May was the driest month on record, and so was June. We've also been breaking heat records here. Usually if we get hot weather it lasts three or four days and then it cools off and rains. But not this year.

The tomato plants are growing like crazy and I'm watering some pots twice a day. Berries are ripening three and four weeks ahead of time.  It feels more like California than B.C.

It's alarming given the global context--but so far we're liking it. We've been eating out on the porch almost every day and we've been able to invite people over knowing that it won't be cold or rainy.

But the heat is starting to get to us. Sleeping is difficult even with a fan going.  Air conditioners aren't really something we've had much need for up to now.

 We've been getting out in the country and going to the lake and the beach.

It's been a little hot for Geordie but we've managed to get him out to the lake for a swim a few times. We walk him in the morning and the evening when it's cooler and the rest of the time he hangs out beside the fan.

We spend time in the back yard, sitting in the sun early in the day and finding shade later on. When it gets really hot we stick our feet in the fountain.

Across the street the six families in the apartment don't fare so well. Their only outdoor space is this little front porch and that's where the kids (and adults) congregate. Either there or in the park when it's not occupied by homeless people.

To cool off today and celebrate Canada Day we enjoyed icy gin and tonics made by Sue. The forecast is for yet more heat and we're trying everything we can to say cool.

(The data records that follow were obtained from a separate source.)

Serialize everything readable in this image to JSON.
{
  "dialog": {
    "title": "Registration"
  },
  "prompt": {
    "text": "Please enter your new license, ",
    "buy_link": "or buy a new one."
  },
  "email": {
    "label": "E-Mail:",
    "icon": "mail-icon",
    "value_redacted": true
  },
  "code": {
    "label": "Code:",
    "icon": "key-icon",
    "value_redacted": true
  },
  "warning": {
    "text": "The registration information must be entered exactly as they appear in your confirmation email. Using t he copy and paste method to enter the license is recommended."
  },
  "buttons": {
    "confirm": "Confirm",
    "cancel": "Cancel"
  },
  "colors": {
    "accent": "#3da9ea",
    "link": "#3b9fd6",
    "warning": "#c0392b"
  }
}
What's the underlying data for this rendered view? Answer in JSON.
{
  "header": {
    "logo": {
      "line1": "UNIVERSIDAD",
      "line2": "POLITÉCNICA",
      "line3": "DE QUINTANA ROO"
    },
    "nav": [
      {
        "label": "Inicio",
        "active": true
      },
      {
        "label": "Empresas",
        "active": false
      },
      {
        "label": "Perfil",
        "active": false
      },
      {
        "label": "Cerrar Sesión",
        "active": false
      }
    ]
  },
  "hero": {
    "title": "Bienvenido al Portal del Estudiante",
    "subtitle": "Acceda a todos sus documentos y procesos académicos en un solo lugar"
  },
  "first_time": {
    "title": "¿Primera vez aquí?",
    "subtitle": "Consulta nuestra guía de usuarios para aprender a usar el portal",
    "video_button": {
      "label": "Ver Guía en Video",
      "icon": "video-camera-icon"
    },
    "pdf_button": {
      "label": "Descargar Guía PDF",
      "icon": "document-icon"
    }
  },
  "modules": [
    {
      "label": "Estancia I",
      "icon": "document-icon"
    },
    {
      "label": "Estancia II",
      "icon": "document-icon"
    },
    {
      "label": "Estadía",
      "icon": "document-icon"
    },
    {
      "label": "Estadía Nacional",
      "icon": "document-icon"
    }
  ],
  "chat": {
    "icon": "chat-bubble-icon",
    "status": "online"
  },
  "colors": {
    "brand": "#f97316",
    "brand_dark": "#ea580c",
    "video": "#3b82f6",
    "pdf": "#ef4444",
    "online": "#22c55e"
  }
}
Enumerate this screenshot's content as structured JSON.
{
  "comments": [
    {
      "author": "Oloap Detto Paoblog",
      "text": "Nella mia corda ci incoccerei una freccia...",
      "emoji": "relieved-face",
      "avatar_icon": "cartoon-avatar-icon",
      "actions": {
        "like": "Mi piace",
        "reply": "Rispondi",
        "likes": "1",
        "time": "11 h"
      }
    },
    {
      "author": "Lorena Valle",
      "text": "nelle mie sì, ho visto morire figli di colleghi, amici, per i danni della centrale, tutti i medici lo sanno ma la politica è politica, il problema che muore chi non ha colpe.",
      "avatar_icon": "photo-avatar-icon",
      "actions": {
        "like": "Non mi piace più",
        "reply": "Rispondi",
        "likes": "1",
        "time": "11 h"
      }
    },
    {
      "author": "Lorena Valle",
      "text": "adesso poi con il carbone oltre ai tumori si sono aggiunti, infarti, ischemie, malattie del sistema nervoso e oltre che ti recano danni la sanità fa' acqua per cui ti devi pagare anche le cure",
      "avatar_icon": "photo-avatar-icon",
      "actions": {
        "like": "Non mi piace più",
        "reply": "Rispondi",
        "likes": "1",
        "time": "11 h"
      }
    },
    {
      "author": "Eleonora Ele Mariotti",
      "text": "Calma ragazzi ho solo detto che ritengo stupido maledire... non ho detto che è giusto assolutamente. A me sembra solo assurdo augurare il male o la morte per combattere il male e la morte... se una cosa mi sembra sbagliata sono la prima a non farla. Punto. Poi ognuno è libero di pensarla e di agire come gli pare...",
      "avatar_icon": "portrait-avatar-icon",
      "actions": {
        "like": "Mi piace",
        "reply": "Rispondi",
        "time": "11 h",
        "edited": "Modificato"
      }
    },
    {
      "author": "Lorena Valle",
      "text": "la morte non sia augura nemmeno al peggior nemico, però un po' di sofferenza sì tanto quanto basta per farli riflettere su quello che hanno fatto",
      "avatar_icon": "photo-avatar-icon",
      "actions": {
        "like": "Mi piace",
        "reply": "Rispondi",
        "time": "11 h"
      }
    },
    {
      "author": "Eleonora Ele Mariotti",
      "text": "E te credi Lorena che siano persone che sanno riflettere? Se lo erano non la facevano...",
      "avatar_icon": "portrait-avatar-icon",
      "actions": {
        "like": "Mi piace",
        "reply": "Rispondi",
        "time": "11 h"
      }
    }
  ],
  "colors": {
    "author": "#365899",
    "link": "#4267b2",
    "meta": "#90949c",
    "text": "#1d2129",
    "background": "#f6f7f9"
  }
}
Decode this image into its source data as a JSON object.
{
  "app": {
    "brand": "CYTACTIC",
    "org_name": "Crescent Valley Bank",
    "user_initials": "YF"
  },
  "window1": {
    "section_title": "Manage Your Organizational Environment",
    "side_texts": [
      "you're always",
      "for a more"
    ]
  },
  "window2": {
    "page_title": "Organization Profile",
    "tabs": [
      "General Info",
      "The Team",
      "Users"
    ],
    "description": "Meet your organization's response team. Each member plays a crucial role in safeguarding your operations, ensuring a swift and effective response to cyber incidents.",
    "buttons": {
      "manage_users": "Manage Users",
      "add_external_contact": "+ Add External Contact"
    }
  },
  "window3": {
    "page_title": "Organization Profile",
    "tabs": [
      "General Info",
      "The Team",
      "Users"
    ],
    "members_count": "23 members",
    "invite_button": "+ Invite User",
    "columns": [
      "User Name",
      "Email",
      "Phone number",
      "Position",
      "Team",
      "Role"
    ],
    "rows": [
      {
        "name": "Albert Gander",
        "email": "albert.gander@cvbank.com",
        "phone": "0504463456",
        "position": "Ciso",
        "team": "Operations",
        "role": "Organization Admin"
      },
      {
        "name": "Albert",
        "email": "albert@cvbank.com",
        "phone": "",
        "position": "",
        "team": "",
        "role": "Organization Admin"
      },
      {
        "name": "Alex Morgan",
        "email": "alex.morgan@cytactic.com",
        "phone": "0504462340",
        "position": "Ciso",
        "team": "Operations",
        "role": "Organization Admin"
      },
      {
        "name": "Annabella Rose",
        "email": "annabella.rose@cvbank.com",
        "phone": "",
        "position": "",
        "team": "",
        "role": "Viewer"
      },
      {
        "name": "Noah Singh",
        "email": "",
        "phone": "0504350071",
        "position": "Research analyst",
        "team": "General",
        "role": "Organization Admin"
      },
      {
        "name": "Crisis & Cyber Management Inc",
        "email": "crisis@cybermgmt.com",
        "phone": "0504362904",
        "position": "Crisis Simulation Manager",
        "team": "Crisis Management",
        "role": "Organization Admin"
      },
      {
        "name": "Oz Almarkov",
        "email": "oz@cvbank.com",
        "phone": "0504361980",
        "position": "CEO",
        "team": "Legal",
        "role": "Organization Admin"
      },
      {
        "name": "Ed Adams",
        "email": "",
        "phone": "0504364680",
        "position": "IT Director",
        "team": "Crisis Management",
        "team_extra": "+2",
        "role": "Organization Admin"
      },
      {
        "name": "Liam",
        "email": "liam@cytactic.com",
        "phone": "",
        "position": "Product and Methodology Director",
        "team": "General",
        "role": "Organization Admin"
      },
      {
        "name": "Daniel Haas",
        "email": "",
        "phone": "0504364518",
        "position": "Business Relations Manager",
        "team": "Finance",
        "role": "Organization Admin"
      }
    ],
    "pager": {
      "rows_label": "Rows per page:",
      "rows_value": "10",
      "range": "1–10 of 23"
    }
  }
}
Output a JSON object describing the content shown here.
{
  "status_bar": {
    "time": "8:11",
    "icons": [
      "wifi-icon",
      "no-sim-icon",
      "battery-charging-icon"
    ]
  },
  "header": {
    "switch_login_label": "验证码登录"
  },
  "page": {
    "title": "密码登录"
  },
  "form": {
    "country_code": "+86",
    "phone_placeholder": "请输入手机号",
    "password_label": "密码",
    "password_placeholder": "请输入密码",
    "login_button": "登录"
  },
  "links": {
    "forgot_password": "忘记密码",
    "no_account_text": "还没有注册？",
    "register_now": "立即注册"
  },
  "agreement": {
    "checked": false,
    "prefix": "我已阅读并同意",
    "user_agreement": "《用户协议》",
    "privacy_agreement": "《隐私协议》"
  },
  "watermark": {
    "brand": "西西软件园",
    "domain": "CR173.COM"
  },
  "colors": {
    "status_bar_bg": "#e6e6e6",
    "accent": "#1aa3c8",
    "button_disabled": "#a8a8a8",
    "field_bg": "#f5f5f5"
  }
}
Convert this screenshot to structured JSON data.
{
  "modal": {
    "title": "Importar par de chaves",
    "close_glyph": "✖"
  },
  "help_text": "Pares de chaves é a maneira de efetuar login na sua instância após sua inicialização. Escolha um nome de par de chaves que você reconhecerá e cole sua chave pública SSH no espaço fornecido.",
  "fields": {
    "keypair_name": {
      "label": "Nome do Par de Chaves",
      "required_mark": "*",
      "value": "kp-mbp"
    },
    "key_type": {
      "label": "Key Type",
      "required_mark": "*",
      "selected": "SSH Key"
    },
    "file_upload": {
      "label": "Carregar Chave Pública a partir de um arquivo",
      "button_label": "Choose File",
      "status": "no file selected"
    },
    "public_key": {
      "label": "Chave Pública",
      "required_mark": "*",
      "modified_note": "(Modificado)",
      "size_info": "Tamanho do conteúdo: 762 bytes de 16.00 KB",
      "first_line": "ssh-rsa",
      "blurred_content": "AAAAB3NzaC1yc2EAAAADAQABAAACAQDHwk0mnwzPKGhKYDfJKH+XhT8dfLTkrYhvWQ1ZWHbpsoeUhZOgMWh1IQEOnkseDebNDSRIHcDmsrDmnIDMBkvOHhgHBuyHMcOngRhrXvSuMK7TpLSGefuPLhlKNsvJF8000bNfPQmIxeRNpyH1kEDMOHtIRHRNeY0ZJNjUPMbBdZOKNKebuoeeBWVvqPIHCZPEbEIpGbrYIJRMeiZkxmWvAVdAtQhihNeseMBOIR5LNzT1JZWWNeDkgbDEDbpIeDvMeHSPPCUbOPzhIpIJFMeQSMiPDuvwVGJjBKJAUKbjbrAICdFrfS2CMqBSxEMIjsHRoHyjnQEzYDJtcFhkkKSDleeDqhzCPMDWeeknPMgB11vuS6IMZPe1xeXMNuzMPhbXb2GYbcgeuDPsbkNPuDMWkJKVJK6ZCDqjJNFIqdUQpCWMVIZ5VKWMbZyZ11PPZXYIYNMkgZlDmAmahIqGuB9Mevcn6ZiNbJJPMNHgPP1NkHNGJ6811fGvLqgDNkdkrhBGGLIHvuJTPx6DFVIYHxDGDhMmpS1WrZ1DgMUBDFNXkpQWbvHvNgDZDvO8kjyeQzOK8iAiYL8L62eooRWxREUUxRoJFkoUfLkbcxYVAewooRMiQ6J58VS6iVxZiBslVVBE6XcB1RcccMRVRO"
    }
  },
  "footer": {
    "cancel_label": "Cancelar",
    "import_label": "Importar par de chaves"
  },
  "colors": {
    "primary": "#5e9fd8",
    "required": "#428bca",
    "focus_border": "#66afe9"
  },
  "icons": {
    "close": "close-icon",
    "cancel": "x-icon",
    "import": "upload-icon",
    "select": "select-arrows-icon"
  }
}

I'll leave you with a photo taken last night from the top of a friend's high rise apartment where we went for dinner.  This is a sunset view of Victoria's Parliament Buildings all lighted up.